Pillet, reformer of foreign language teaching methods, dies at age 82
Roger Pillet, an innovative educator and scholar of the French language, died Monday, May 29, at his home in Chicago. He was 82.
Pillet, Professor Emeritus in Education and Romance Languages & Literatures, was a dedicated reformer of foreign language teaching methods. Directed by his belief that young students could benefit by learning to speak a foreign language and that they would enjoy doing so, Pillet dedicated much of his career to the development of methods that would facilitate language instruction for children.
A scholar as well as an educator, his many publications include textbooks, journal articles and classroom materials for teaching French to elementary schoolchildren.
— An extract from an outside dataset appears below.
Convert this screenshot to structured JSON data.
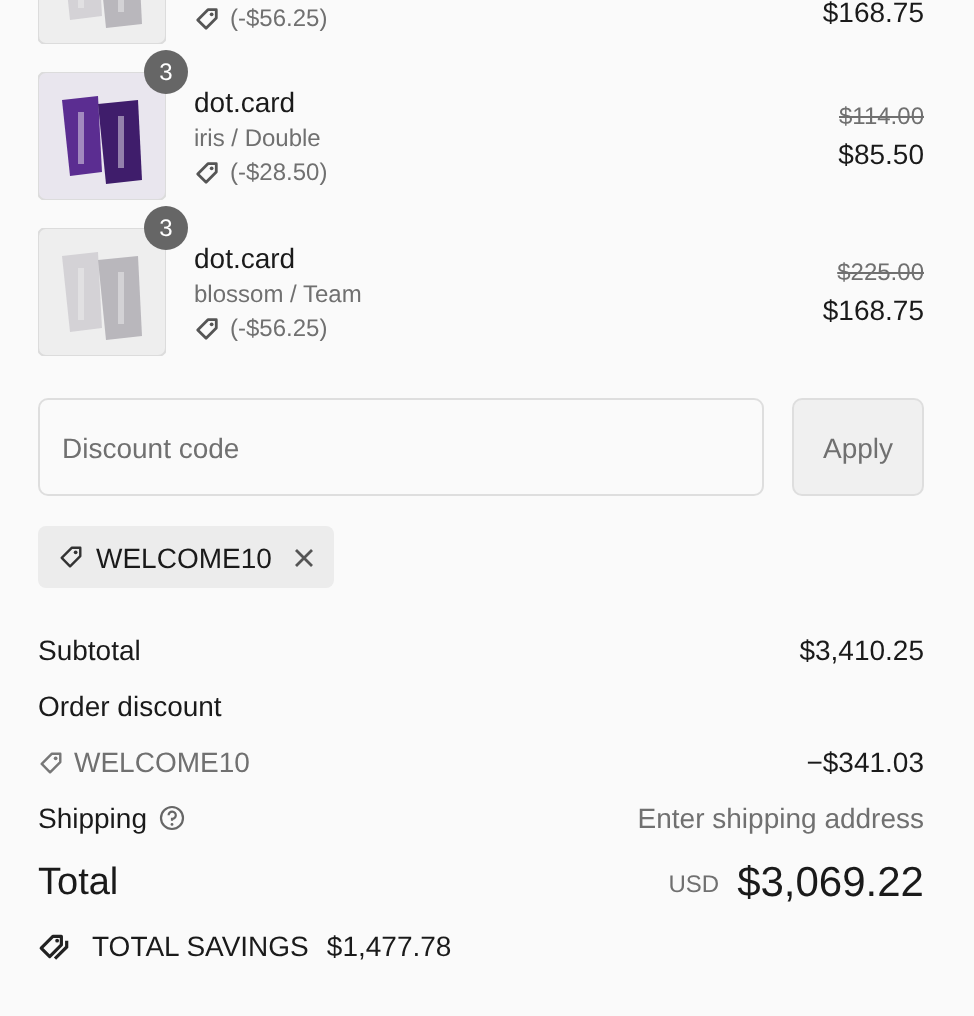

EN CLASSE, a series of 20 filmstrips and records Pillet developed in 1961 as an introduction to French for first-graders, remains one of his best-remembered contributions to the new curriculum he helped establish. The filmstrips, which feature dolls in situations familiar to young children, emphasize speaking and student participation through songs and captivating illustrations. Schoolchildren around the country still read his 1965 French classic, Andre Fran¨ois Villeneuve, a storybook that features a puppy dog prince who meets a demoiselle, a French poodle named Michelle.
In 1971, Pillet was named a Chevalier in the Order of the Palmes Academiques by the French government to honor his promotion of French culture.
Pillet was a teacher of teachers. He made a serious contribution to the discipline of foreign language instruction, recalled Peter Dembowski, Distinguished Service Professor Emeritus of French in Romance Languages & Literatures.
We all remember him with the greatest admiration and affection, said Philip Jackson, the David Lee Shillinglaw Distinguished Service Professor Emeritus in Education and Psychology. Jackson, a former Chairman of Education, said Pillet was a superb teacher who was much beloved by his students.
Born in Lyons, France, Pillet received his B.A. in 1939 and his M.A. in 1940 from the University of Missouri. After receiving his Ph.D. from Northwestern University in 1955, he began a position as an Instructor in the College and at the Laboratory Schools at Chicago. He continued his work at the University until 1983, when he accepted emeritus status.
Pillet, a gifted tenor, was a soloist with the Rockefeller Chapel Choir and performed in many area churches and music venues.
His wife, Etiennette Pillet; his children, David Pillet, Diana Lear, Danica Polite, Stephen Hurley and Lionelle Elsesser; and his sisters, Yvette Keeling and Suzanne Lee, survive him. He was the grandfather of nine and the great-grandfather of three.
Services will be private. In lieu of flowers, memorials may be made to Rockhurst High School in Kansas City, Mo., or to the University of Missouri, Columbia.